Exercise instructions | Tally the lines of the listing that contain the word "High", then give the total and nothing else.

Source data |
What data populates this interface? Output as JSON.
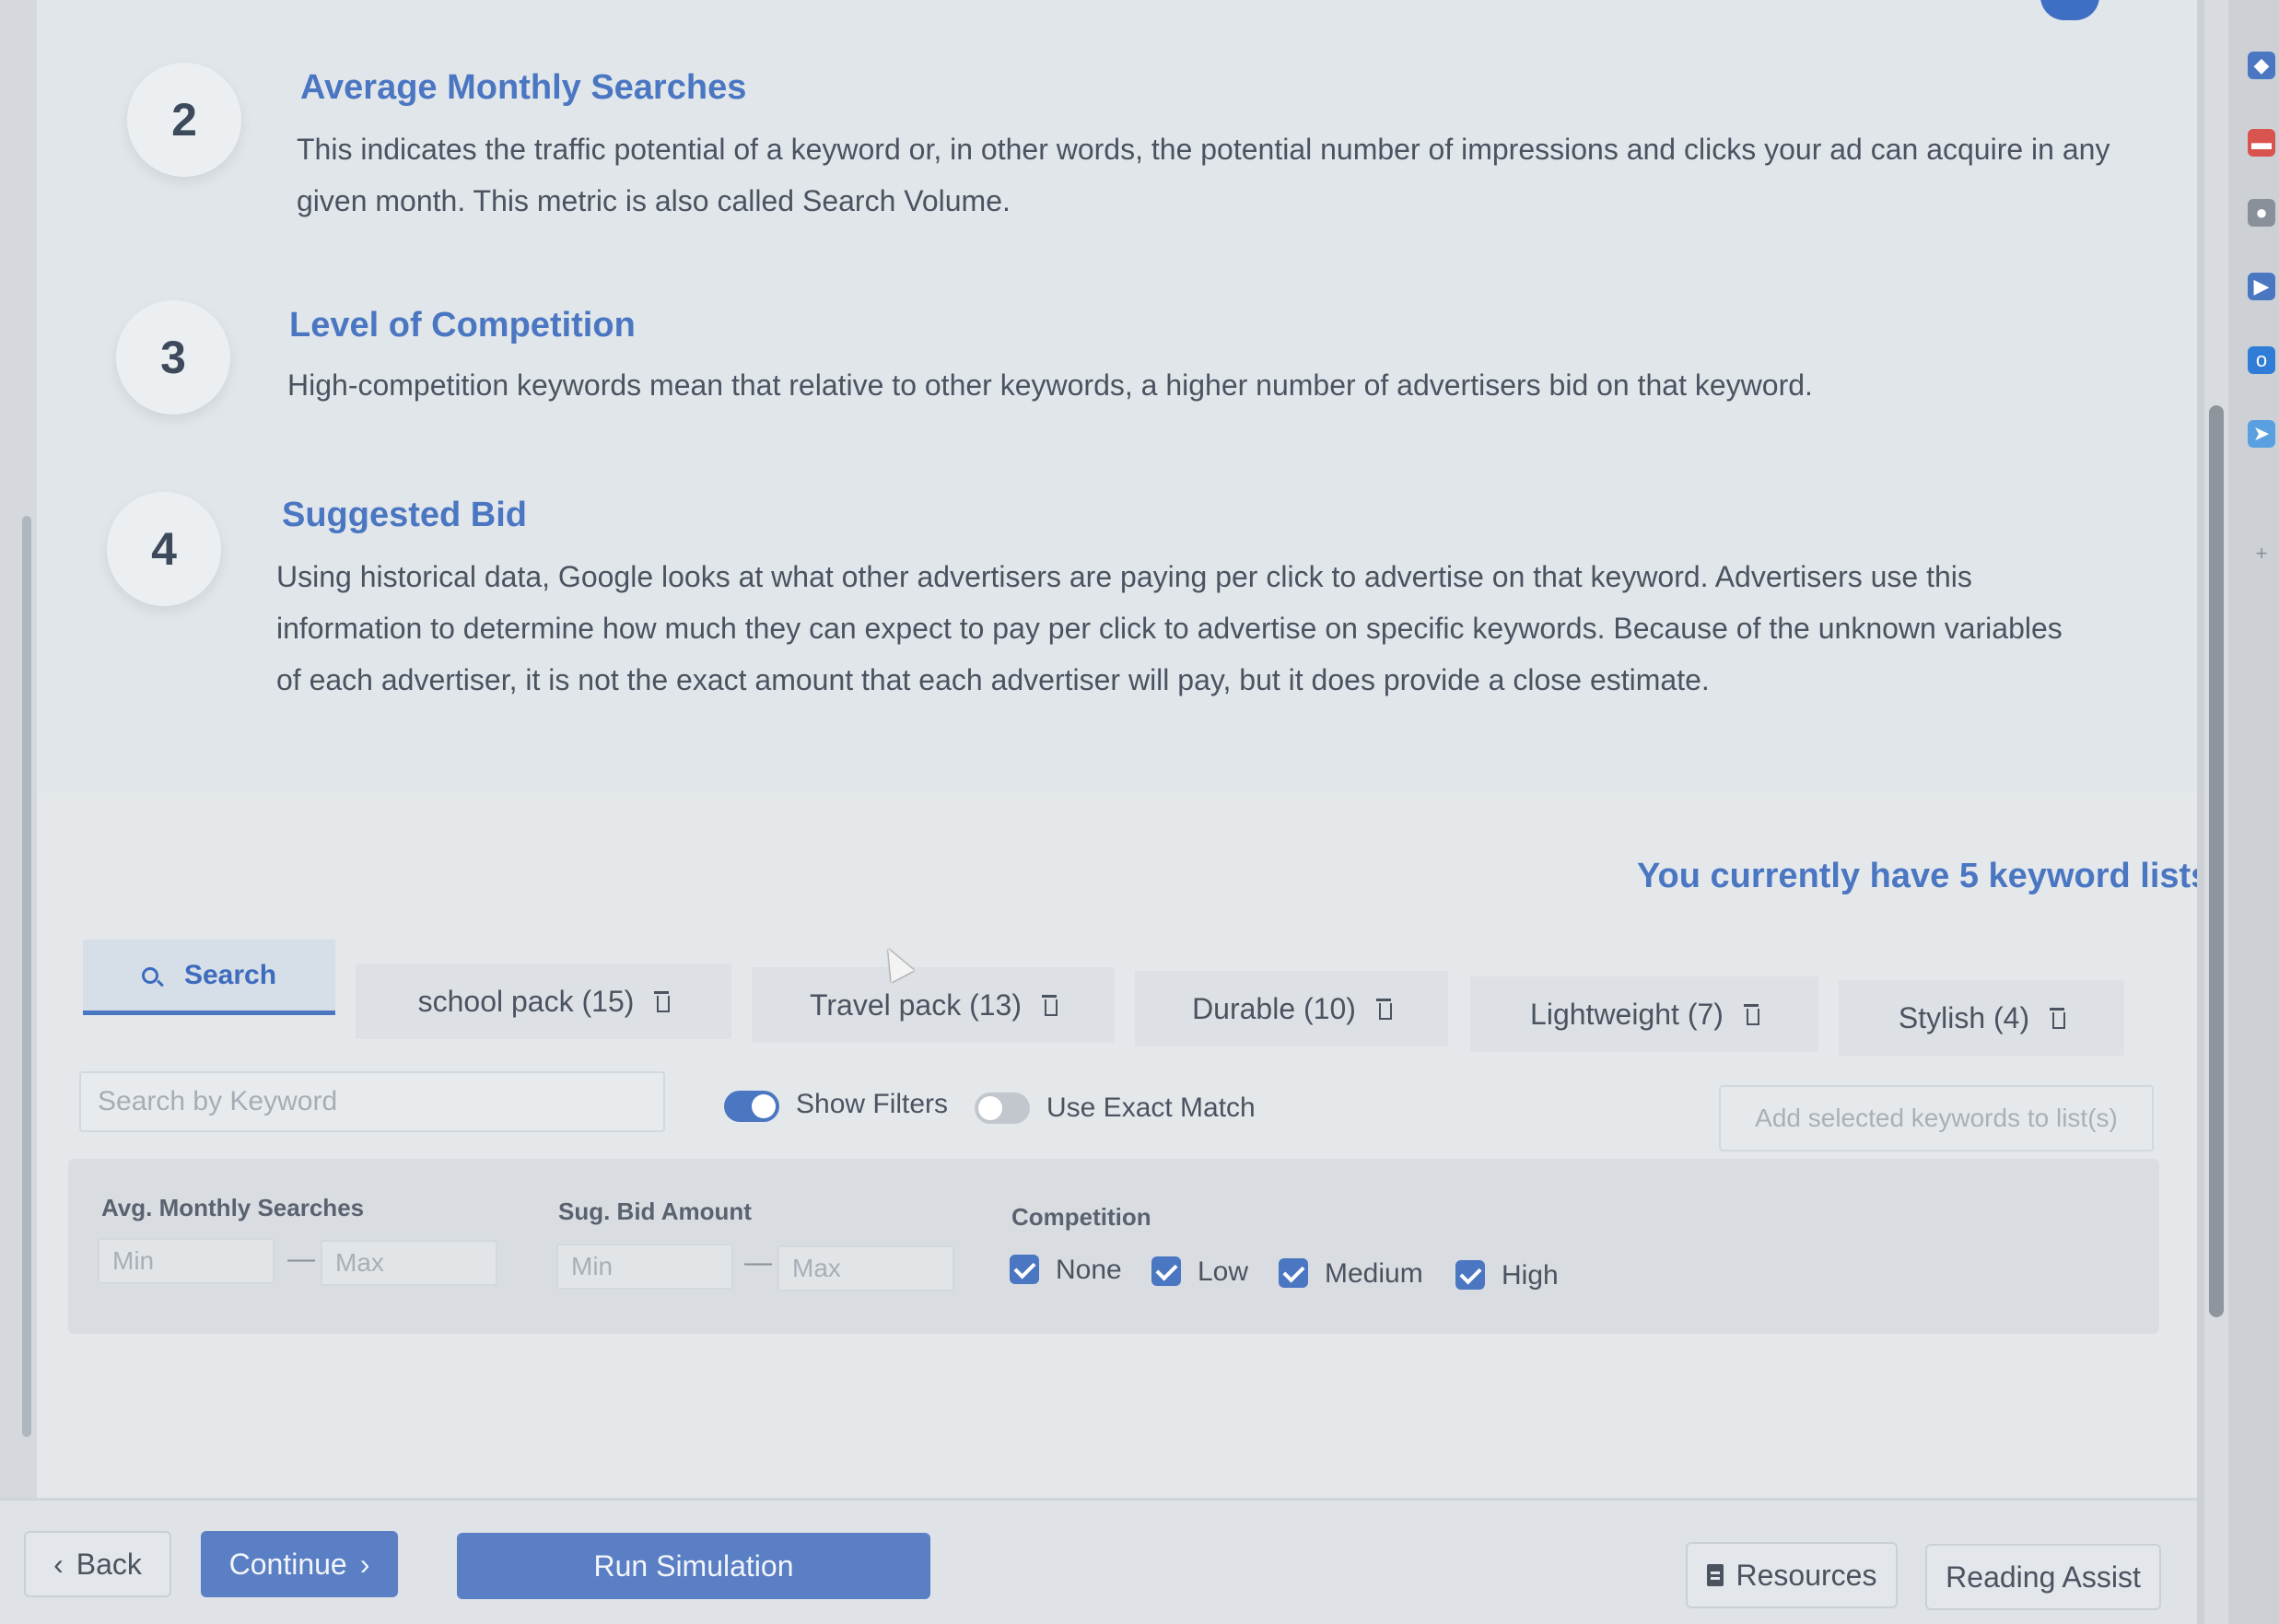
{
  "definitions": [
    {
      "number": "2",
      "title": "Average Monthly Searches",
      "body_lines": [
        "This indicates the traffic potential of a keyword or, in other words, the potential number of impressions and clicks your ad can acquire in any",
        "given month. This metric is also called Search Volume."
      ]
    },
    {
      "number": "3",
      "title": "Level of Competition",
      "body_lines": [
        "High-competition keywords mean that relative to other keywords, a higher number of advertisers bid on that keyword."
      ]
    },
    {
      "number": "4",
      "title": "Suggested Bid",
      "body_lines": [
        "Using historical data, Google looks at what other advertisers are paying per click to advertise on that keyword. Advertisers use this",
        "information to determine how much they can expect to pay per click to advertise on specific keywords. Because of the unknown variables",
        "of each advertiser, it is not the exact amount that each advertiser will pay, but it does provide a close estimate."
      ]
    }
  ],
  "keyword_lists_status": "You currently have 5 keyword lists",
  "tabs": [
    {
      "label": "Search",
      "icon": "search-icon",
      "active": true
    },
    {
      "label": "school pack (15)",
      "icon": "trash-icon"
    },
    {
      "label": "Travel pack (13)",
      "icon": "trash-icon"
    },
    {
      "label": "Durable (10)",
      "icon": "trash-icon"
    },
    {
      "label": "Lightweight (7)",
      "icon": "trash-icon"
    },
    {
      "label": "Stylish (4)",
      "icon": "trash-icon"
    }
  ],
  "controls": {
    "search_placeholder": "Search by Keyword",
    "show_filters_label": "Show Filters",
    "show_filters_on": true,
    "exact_match_label": "Use Exact Match",
    "exact_match_on": false,
    "add_button_label": "Add selected keywords to list(s)"
  },
  "filters": {
    "avg_searches_label": "Avg. Monthly Searches",
    "sug_bid_label": "Sug. Bid Amount",
    "competition_label": "Competition",
    "min_placeholder": "Min",
    "max_placeholder": "Max",
    "competition_options": [
      {
        "label": "None",
        "checked": true
      },
      {
        "label": "Low",
        "checked": true
      },
      {
        "label": "Medium",
        "checked": true
      },
      {
        "label": "High",
        "checked": true
      }
    ]
  },
  "footer": {
    "back_label": "Back",
    "continue_label": "Continue",
    "run_label": "Run Simulation",
    "resources_label": "Resources",
    "reading_assist_label": "Reading Assist"
  },
  "colors": {
    "accent": "#4a76c2",
    "primary_button": "#5a7fc4",
    "background": "#e1e6ea"
  }
}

Solution below | 2